Saturday, September 13, 2008

Weekend Herb Blogging: Amaranth Salad


Every now and then I stumble across ingredients that I am just not sure how to cook. A lot of these finds have come from the Thai family who sells produce at my farmers market. With the seasons changing, today I saw a new ingredient I tried in early summer and just never got posted — amaranth.

The color attracted me, this brilliant purple and green. I had to know what it was and how to cook it. The best idea I could get from the woman selling it was to make a tea. I bought a bunch, brought it home. I poured through all my cookbooks and online trying to find recipes. The closest I could get was a few sentences in Alice Water's Chez Panisse Vegetables that said to saute the greens with garlic or use in a salad. That's it. Other than references to its use as a grain. So, I will now best the goddess of local food herself and offer up an actual amaranth recipe. Heh.

Both the grain and leaves come from amaranth. There are about sixty species of the plants, otherwise known as pigweed. Some edible and many are not. The varieties that are commonly known as pigweed are one of the most common weeds impacting soy and cotton crops. At least one species of amaranth has evolved to be "roundup resistant."

I opted to use some of the amaranth with salad greens. Amaranth has a nice earthy flavor that I wanted to pair with a vinaigrette and something for balance. Blueberries fit for summer, but the dish would work well with the figs that are in season now.

Amaranth Salad
Looking for this recipe? It will be part of an upcoming book with Ali at Cleaner Plate Club.

This post is participating in Weekend Herb Blogging, which was started by Kalyn at Kalyn's Kitchen.

7 comments:

caitlin said...

I've been reading your blog for a while now, and now that I'm in college (yucky food), your entries make me crave actual good food.

Rachel said...

I'm really excited that you put amaranth's alternative name - pigweed - in the post, B. Pigweed is really common here in Australia; in fact, they sell it at the local bushfoods nursery. Now I know what I'll be buying next. Doesn't amaranth also appear in gluten-free bread recipes?

Expatriate Chef said...
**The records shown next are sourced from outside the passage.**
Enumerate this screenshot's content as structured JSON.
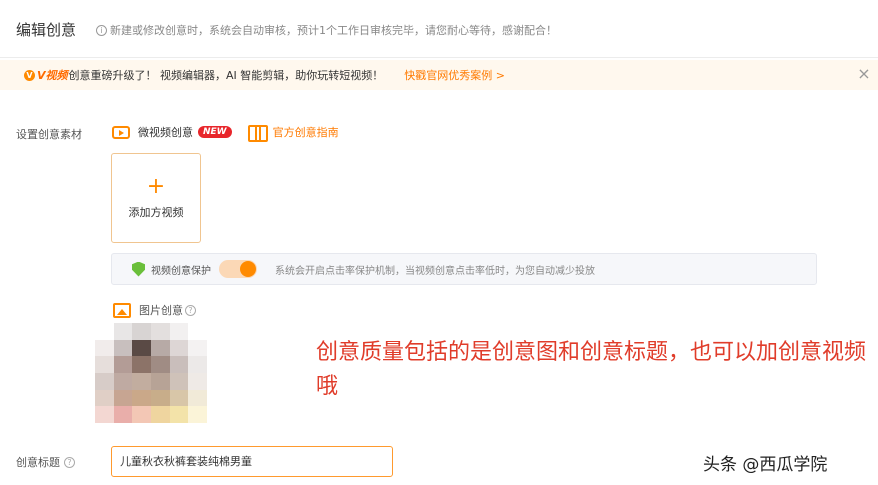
{
  "header": {
    "title": "编辑创意",
    "hint_icon": "i",
    "hint": "新建或修改创意时，系统会自动审核，预计1个工作日审核完毕，请您耐心等待，感谢配合！"
  },
  "banner": {
    "logo_mark": "V",
    "logo_text": "V视频",
    "message": "创意重磅升级了！ 视频编辑器，AI 智能剪辑，助你玩转短视频！",
    "link": "快戳官网优秀案例 >",
    "close": "×"
  },
  "form": {
    "material_label": "设置创意素材",
    "micro_video_tab": "微视频创意",
    "new_badge": "NEW",
    "guide_link": "官方创意指南",
    "upload": {
      "plus": "+",
      "label": "添加方视频"
    },
    "protection": {
      "label": "视频创意保护",
      "enabled": true,
      "description": "系统会开启点击率保护机制，当视频创意点击率低时，为您自动减少投放"
    },
    "image_creative_label": "图片创意",
    "help_icon": "?",
    "title_label": "创意标题",
    "title_value": "儿童秋衣秋裤套装纯棉男童"
  },
  "annotation": "创意质量包括的是创意图和创意标题，也可以加创意视频哦",
  "watermark": "头条 @西瓜学院",
  "colors": {
    "accent": "#ff8a00",
    "annotation": "#e03c2a",
    "badge": "#e8262b",
    "banner_bg": "#fff8ee"
  },
  "mosaic_colors": [
    "#ffffff",
    "#e8e6e6",
    "#d8d4d3",
    "#e3dfde",
    "#f2f0f0",
    "#ffffff",
    "#f1eceb",
    "#c8bfbe",
    "#5a4a45",
    "#b7aaa6",
    "#ddd6d5",
    "#f4f2f2",
    "#e6dedb",
    "#b39c96",
    "#8c7368",
    "#a08c84",
    "#c9bebb",
    "#ece9e8",
    "#d7ccc8",
    "#bfaaa2",
    "#c2ad9f",
    "#b7a396",
    "#cfc2b9",
    "#efeae6",
    "#e0cfc6",
    "#c7a592",
    "#caa889",
    "#c8ad8a",
    "#d8c6a8",
    "#f1ead8",
    "#f3d7d2",
    "#e9aeaa",
    "#f3c7b5",
    "#efd59f",
    "#f3e3a9",
    "#fbf4d8"
  ]
}
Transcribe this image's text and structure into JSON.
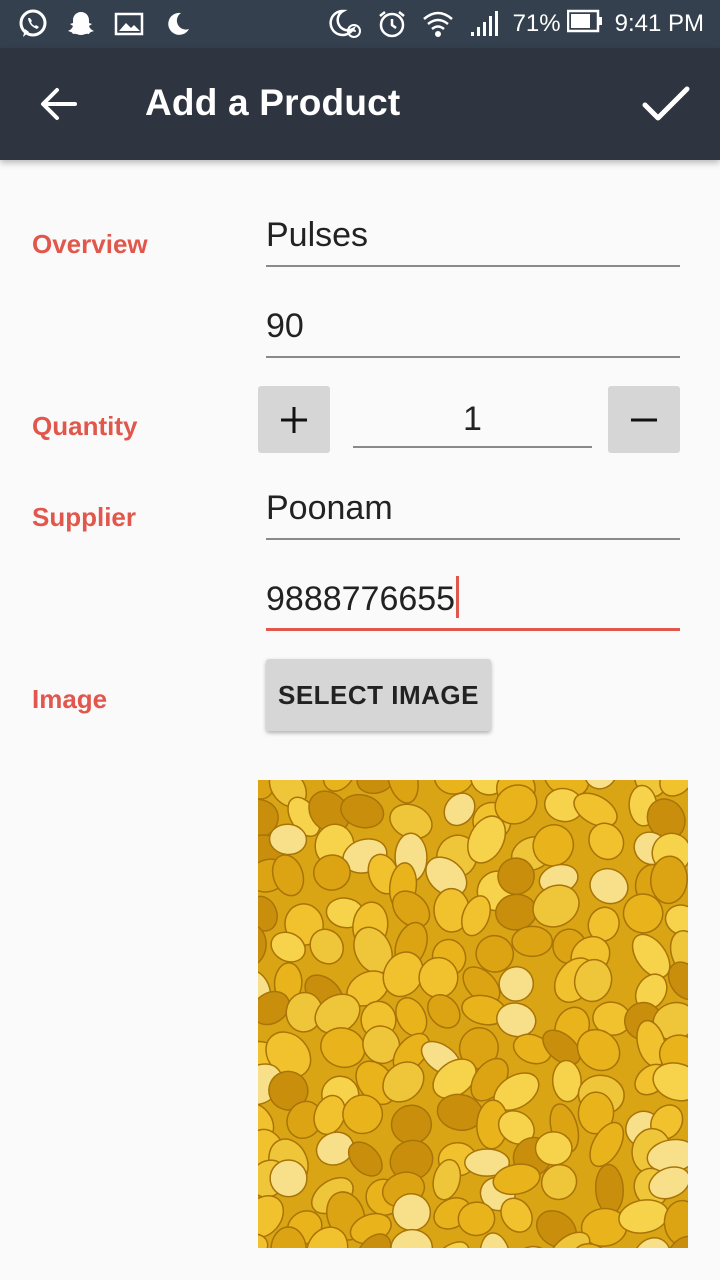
{
  "status_bar": {
    "left_icons": [
      "whatsapp-icon",
      "snapchat-icon",
      "gallery-icon",
      "moon-icon"
    ],
    "right_icons": [
      "do-not-disturb-icon",
      "alarm-icon",
      "wifi-icon",
      "signal-icon"
    ],
    "battery": "71%",
    "time": "9:41 PM"
  },
  "app_bar": {
    "title": "Add a Product",
    "back_icon": "arrow-back-icon",
    "confirm_icon": "check-icon"
  },
  "form": {
    "overview_label": "Overview",
    "product_name": "Pulses",
    "price": "90",
    "quantity_label": "Quantity",
    "quantity_increase": "+",
    "quantity_value": "1",
    "quantity_decrease": "−",
    "supplier_label": "Supplier",
    "supplier_name": "Poonam",
    "supplier_phone": "9888776655",
    "image_label": "Image",
    "select_image_button": "SELECT IMAGE"
  },
  "image": {
    "description_icon": "product-photo",
    "accent_color": "#e2574c"
  }
}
Caitlin, good luck to you! I think it was the college years that really made me want to start cooking for myself!

Amaranth does appear in gluten-free recipes, that would be the grain and not the leaves in that case.

katiez said...

Well, my day is done.... I've learned something new! I thought amranth was just a grain, didn't know about the greens (or should I say, purples) How pretty....

Kalyn said...

This is obviously the ingredient of the week and I haven't ever tried it. I don't think I've ever seen it for sale here, need to check Whole Foods or maybe the farmer's market. I'm quite intrigued to try it; the salad sounds great!

syrie said...

Thank you for introducing me to something new. I don't think I've ever seen this before but I'm going to keep an eye out for it.

maybelle's mom said...

Oh, such a pretty amaranth entry. When I cooked it, it wasn't quite as pretty.